TIJUANA, Mexico -- Michael Wilson's run-in with Tijuana police is a familiar story.
The 43-year-old Las Vegas man says he and a friend were accused of having illegal drugs, then handcuffed and driven around in a squad car for hours before paying $500 to be let go.
What happened next, though, makes his experience unprecedented. The city's Honor and Justice Council -- a panel of two police officials, two City Council members, and two citizens -- promised to investigate and punish the officers for any wrongdoing.
The tribunal began hearing complaints from American tourists in April. So far, Wilson and seven others have claimed they were victims of police shakedowns, forced to cough up between $60 and $700 apiece. If found guilty, the officers can face any of several penalties, from unpaid leave to dismissal.
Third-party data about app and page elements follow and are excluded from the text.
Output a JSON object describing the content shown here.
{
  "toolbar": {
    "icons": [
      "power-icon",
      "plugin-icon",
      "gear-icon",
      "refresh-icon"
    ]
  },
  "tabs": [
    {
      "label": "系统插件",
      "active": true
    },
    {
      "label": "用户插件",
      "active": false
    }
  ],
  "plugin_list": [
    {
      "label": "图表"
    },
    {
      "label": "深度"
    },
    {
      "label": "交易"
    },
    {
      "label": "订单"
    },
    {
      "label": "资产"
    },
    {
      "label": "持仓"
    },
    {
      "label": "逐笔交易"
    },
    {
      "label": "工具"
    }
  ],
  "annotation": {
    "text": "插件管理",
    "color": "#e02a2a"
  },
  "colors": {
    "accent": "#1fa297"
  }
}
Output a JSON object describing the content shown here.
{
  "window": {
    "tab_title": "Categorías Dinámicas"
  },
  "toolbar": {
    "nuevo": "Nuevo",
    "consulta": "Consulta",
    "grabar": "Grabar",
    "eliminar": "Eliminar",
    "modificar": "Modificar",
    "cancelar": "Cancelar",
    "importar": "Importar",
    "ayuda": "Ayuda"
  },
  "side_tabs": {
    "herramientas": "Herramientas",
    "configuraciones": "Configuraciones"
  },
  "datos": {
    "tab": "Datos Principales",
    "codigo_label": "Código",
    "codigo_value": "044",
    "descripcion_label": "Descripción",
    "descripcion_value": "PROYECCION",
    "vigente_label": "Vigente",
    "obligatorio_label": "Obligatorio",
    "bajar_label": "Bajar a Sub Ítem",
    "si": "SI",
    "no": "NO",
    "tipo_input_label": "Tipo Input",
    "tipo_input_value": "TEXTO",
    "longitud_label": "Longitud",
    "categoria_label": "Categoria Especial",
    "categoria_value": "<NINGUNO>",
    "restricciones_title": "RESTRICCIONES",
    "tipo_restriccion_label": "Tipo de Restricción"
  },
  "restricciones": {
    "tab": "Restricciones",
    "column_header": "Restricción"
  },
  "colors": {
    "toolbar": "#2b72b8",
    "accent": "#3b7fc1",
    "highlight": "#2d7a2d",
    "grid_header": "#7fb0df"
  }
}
In the past, US authorities relayed tourists' complaints to city officials, and typically nothing happened. About 5,000 Americans visit Tijuana's tourist zone of boisterous bars and souvenir shops every weekend night. The US Consulate typically hears from one to three tourists a month who say police officers fleeced them. Officials suspect many more simply don't bother to file reports.
The tribunal hasn't made any decisions on the 16 officers who have been accused so far, but US officials say it is progress that the cases are even being heard.
"This is a really good first step, but, of course, there's much more to be done," said Al Anzaldua, chief of American citizen services at the Tijuana consulate. "Most people were too intimidated to go to the police because the police just robbed them. The last thing they want to do is go back."
The incipient crackdown is part of Tijuana's efforts to shed its seedy reputation for drugs, cheap booze, prostitution, and corrupt police. The Image Committee, a group of civic leaders, is touting an emerging arts scene and abundant shopping opportunities. The border city of 1.2 million people has won a few converts: Newsweek magazine last year named Tijuana one of the world's eight new cultural meccas.
In its fight against police corruption, Tijuana published a 20-page tourist "legal guide" that admonishes visitors to avoid paying "fines" directly to officers. The guide, a joint effort with San Diego, advises tourists to politely insist on a written citation.
The tribunal has been meeting sporadically for about two years, usually once every three to six weeks, to investigate all kinds of police abuse, said City Attorney Martin Dominguez Chiu. About 40 officers were fired last year from the 1,300-member force after they tested positive for drugs.
The panel began hearing complaints from American tourists after US officials urged them to do so, Dominguez Chiu said. The eight cases stem from alleged incidents between November and June.
Wilson says his run-in with police happened in May, on a trip to buy patio furniture and visit a few nightclubs. He says he was walking with a friend when police ordered the pair into a squad car and showed them a wad of tin foil, accusing them of drug possession.
The officers, he says, demanded $3,000 but settled for the $500.
Americans who complain are asked to return only once to Tijuana for an interview with the city attorney's office, which prosecutes cases before the tribunal.
None of several visitors interviewed in Tijuana's tourist zone on a recent Saturday night knew about the tribunal. Several acknowledged police corruption was a problem but said it wouldn't stop them from visiting.
San Diego resident Dan Williams said he and his brother-in-law forked over $300 about six months ago to officers who accused them of disturbing the peace, a charge that he denies. He says they agreed to pay the money after police threatened to jail him for five days.
"I was just happy to get out of there," said Williams, 42.
The tribunal won't reveal details of the cases before it and does not open its deliberations to the public, said Martin Dominguez Rocha, a tribunal member and Tijuana's public safety secretary.
Adjudicating many of the cases has been difficult, he said, because of the lack of witnesses. Often, tribunal members are forced to choose between the officer's story and the alleged victim's.
Dominguez Chiu, the city attorney, is recommending the 16 officers be fired and says he is confident that decisions will be reached by the end of the month.
"It takes us a long time to investigate these cases," he said. "It's a very slow process."